Ships from the Caspian Sea fleet launched 26 cruise missile strikes against 11 targets on Wednesday, Moscow said.
The Russian president also stressed the need for cooperation with a US-led coalition fighting Islamic State jihadists, saying that without cooperation from the US, Turkey and Saudi Arabia the intervention was unlikely to work.
Russian efforts "will be synchronised with the actions of the Syrian army on the ground and the actions of our air force will effectively support the offensive operation of the Syrian army," Putin said at a meeting with Defence Minister Sergei Shoigu.
Russian forces have struck 112 targets in war-torn Syria since last week launching a bombing campaign that Moscow says is targeting the IS group, Shoigu told Putin in the televised briefing.
"Strikes have hit 112 targets from September 30 until today," Shoigu said.
"The intensity of the strikes is increasing."
In a sign that Russia was ramping up its involvement, Shoigu said that four Russian warships had hit sites in Syria on Wednesday with cruise missiles.
"In addition to the air force, four warships of the Caspian flotilla have been involved," Shoigu said, adding that the warships had carried out 26 cruise missile strikes against 11 targets.
Russia began air strikes in Syria a week ago following a request by long-standing ally President Bashar al-Assad.
Moscow insists it is hitting IS targets but the US and its allies fear that Moscow is aiming to bolster Assad's regime.
Putin also said that French leader Francois Hollande had suggested a possible plan to get government forces to combine efforts with the Western-backed Free Syrian Army, the main moderate opposition group fighting the Damascus regime.
A Hollande aide later denied he had said any such thing.
"The president spoke of the necessary presence of the Syrian opposition around a future negotiating table.
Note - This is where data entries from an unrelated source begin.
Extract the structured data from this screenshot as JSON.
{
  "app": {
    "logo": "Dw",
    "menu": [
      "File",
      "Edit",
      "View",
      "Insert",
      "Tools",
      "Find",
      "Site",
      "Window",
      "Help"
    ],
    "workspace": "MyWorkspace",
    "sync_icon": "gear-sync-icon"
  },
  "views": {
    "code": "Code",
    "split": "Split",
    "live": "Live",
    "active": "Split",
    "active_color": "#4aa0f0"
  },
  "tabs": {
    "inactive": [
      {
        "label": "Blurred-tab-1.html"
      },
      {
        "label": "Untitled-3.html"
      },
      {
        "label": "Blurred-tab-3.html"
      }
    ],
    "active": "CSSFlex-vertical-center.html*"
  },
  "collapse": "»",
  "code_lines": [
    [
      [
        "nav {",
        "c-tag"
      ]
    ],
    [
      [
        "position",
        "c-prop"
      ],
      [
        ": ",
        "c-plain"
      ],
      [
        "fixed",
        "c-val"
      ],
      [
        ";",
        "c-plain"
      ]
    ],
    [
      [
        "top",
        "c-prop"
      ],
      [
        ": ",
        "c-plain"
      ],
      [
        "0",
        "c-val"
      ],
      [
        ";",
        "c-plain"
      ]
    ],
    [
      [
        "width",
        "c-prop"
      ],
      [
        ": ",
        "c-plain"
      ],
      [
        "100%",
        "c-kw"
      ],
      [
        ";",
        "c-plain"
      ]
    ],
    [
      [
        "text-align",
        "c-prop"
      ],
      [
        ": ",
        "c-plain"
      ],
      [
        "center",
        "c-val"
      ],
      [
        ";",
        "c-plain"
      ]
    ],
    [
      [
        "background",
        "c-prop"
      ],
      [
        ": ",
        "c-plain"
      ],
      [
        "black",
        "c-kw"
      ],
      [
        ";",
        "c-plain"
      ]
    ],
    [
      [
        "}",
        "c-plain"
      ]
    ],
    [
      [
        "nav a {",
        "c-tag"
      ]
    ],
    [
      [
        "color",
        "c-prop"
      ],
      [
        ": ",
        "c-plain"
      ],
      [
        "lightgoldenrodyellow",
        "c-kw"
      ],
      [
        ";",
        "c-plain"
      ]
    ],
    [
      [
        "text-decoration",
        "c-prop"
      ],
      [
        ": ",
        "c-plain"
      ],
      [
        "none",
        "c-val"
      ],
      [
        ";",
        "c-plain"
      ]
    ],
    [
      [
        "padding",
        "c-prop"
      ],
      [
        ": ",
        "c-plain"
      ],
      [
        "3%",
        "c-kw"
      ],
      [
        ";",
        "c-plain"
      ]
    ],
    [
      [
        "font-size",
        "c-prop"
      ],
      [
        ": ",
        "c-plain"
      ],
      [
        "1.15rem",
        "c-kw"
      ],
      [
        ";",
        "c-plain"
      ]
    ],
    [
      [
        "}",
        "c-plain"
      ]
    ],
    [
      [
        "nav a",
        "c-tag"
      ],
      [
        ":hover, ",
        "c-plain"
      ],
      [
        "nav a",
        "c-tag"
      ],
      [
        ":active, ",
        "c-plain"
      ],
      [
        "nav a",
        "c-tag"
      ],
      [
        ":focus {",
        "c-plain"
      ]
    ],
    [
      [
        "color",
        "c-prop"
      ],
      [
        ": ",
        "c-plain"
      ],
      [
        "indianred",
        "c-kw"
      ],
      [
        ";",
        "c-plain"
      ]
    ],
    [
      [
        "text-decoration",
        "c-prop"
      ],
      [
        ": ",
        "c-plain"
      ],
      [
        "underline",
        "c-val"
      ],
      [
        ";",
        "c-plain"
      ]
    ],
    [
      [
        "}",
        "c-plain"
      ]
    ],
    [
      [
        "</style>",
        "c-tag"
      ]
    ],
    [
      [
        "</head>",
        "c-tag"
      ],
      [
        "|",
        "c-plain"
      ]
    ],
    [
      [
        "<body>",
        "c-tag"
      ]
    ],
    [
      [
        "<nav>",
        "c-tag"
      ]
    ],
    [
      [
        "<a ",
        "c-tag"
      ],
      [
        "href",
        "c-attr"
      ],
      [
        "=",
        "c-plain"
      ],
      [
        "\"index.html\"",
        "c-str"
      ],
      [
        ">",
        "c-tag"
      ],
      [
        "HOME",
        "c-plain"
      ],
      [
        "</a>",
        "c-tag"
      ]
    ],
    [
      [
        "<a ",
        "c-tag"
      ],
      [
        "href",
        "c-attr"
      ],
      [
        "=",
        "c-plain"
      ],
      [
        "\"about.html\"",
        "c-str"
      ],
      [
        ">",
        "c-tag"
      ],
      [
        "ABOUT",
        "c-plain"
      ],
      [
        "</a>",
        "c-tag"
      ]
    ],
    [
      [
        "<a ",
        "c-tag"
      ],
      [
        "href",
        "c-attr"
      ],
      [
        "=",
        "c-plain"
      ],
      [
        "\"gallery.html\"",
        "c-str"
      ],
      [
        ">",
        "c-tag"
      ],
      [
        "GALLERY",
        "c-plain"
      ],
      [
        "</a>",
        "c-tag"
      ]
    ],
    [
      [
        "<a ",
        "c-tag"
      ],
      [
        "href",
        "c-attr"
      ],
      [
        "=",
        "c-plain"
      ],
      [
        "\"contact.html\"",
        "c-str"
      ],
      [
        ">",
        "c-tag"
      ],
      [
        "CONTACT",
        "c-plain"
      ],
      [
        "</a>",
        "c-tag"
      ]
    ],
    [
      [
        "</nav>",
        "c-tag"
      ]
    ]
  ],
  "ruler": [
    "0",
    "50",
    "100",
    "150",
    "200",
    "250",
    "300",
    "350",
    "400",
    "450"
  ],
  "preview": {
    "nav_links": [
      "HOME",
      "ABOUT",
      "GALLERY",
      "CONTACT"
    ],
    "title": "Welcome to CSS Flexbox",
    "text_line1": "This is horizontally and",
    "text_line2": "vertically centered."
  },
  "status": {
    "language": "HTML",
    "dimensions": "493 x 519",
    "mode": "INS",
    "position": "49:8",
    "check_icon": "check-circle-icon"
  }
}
The rest is not a French idea," he told reporters in Strasbourg.
Meanwhile, the US on Wednesday insisted it was not cooperating with Russia's air strikes in Syria with Defence Secretary Ashton Carter describing them as "a fundamental mistake".
"I have said before that we believed that Russia has the wrong strategy - they continue to hit targets that are not ISIL. We believe this is a fundamental mistake," Carter told a press conference in Rome.